Olivia uses interdisciplinary approaches to explore the discourses, politics and practices of helping the suffering / vulnerable ‘other’ in international society.
Her doctoral research focuses on international responses to mass atrocities and interrogates the combination of penal and humanitarian sensibilities at the heart of international justice-making.
In parallel to her PhD, Olivia is currently contributing to a project on the European Management of Migration and Refugees - Consequences for mobility and political stability in transit countries (MARE). The project is funded by the Norwegian Research Council and is jointly conducted by the Fafo Research Foundation, NUPI (both Oslo), the Institut Français du Proche Orient (Amman) and LSE.
Previously, Olivia has written on international refugee protection as a primary institution of international society. Her research, published in the Review of International Studies, demonstrates that the figure of the refugee is foundational to the constitution of both modern international society and its agent, the sovereign territorial state.
Olivia holds a double master’s degree in International Affairs from Sciences Po Paris and LSE; and a double bachelor’s degree in social sciences and philosophy from Sciences Po Paris and Paris IV (La Sorbonne). Prior to starting her doctoral studies, Olivia spent a year in Taiwan teaching French to high school and university students.
Imagining International Justice: A Genealogy of Penal Humanitarianism
Since the 1990s, international investigations and prosecutions have become commonplace in the midst and aftermath of episodes of mass violence, arguably becoming moral, if not political and legal, imperatives. Hence the dominant discourse -whether coming from NGOs and activists, diplomats, lawyers or academics - is one promoting individual accountability and the end of impunity as a means to defend human lives in the face of mass violence. This forms the basis for a contemporary mode of global governance which is at once penal and humanitarian, resting both a punitive element (the logic of repression) and on a benevolent element (the logic of compassion), and aimed at defending human lives. My PhD project enquires into the historical conditions of possibility and processes through which the Penal Humanitarian paradigm of international justice emerged.

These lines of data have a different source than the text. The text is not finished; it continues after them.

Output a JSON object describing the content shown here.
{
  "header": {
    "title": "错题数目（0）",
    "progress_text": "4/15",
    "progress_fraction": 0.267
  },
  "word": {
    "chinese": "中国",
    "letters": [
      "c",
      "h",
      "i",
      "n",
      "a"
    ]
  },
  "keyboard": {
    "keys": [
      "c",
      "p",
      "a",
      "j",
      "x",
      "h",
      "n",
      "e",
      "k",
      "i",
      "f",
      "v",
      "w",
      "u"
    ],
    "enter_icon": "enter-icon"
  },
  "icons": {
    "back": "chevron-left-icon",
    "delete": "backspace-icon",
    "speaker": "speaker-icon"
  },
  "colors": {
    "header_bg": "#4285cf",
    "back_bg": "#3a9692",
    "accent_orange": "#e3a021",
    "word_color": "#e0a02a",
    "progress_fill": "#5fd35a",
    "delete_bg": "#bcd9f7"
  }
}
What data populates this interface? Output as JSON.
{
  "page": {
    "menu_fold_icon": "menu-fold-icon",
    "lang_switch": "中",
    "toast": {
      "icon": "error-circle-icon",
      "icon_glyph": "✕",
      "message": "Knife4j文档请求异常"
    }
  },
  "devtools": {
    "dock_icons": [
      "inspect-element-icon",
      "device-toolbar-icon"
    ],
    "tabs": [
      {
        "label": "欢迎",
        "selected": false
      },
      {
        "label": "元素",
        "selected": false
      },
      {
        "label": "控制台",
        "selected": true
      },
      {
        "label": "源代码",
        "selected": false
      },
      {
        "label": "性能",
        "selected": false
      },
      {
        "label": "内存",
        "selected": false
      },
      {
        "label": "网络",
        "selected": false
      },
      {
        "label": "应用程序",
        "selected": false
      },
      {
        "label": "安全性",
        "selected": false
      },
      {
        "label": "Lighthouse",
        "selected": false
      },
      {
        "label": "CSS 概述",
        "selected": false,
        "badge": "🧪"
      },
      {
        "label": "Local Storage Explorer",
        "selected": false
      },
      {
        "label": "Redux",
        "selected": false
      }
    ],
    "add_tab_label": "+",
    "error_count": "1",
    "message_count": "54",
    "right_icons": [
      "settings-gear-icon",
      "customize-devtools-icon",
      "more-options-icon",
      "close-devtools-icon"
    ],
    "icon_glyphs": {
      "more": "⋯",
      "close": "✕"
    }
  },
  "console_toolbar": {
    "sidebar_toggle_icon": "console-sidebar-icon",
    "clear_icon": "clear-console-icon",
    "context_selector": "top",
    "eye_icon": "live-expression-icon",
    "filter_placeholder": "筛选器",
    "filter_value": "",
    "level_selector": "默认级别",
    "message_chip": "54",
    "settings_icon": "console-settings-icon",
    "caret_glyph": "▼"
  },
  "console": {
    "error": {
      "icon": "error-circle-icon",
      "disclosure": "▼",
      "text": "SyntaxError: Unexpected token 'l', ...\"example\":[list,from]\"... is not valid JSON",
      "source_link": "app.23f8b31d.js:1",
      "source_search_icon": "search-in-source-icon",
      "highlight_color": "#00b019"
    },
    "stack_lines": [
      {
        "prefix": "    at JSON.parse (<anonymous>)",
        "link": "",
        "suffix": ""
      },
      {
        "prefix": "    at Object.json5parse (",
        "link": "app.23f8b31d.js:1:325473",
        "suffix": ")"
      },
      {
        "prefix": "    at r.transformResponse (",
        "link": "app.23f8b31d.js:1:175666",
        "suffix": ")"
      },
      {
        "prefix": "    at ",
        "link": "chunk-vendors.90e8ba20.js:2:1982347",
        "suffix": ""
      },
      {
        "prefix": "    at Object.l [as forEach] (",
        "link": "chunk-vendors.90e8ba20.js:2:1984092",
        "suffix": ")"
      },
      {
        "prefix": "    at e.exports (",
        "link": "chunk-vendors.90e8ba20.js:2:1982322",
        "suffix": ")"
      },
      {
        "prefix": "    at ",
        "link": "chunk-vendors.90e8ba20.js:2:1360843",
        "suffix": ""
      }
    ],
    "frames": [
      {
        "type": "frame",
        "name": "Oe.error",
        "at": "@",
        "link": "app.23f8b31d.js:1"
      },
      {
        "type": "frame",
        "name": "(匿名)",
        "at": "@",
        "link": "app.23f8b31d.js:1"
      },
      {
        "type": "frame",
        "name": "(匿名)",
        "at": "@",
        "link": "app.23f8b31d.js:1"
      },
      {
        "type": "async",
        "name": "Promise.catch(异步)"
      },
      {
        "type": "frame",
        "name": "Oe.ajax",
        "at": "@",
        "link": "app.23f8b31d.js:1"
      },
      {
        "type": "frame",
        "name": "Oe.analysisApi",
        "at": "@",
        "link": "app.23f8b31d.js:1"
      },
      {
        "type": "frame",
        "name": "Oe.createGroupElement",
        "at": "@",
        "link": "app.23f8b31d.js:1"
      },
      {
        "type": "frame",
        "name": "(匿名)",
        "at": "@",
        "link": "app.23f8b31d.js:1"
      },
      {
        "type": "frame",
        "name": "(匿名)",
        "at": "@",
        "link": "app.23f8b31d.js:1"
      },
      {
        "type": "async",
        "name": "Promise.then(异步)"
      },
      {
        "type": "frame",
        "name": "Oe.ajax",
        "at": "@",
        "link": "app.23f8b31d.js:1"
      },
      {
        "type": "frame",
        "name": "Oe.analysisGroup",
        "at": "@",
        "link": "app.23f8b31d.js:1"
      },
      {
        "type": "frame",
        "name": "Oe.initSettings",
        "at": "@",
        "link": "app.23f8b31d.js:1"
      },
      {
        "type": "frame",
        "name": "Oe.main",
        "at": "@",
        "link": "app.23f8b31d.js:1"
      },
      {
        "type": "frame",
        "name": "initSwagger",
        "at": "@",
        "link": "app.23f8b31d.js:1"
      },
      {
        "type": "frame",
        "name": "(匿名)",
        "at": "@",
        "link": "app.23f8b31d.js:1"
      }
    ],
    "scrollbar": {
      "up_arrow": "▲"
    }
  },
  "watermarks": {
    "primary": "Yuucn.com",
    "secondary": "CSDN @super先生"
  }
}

2016-2017: Assistant Professor – French Department, Wenzao University (Kaohsiung, Taiwan)
2019-2021: Graduate Teaching Assistant - IR200 International Political Theory (LSE)
Dr Peter Wilson
Dr Jens Meierhenrich
Dr Theresa Squatrito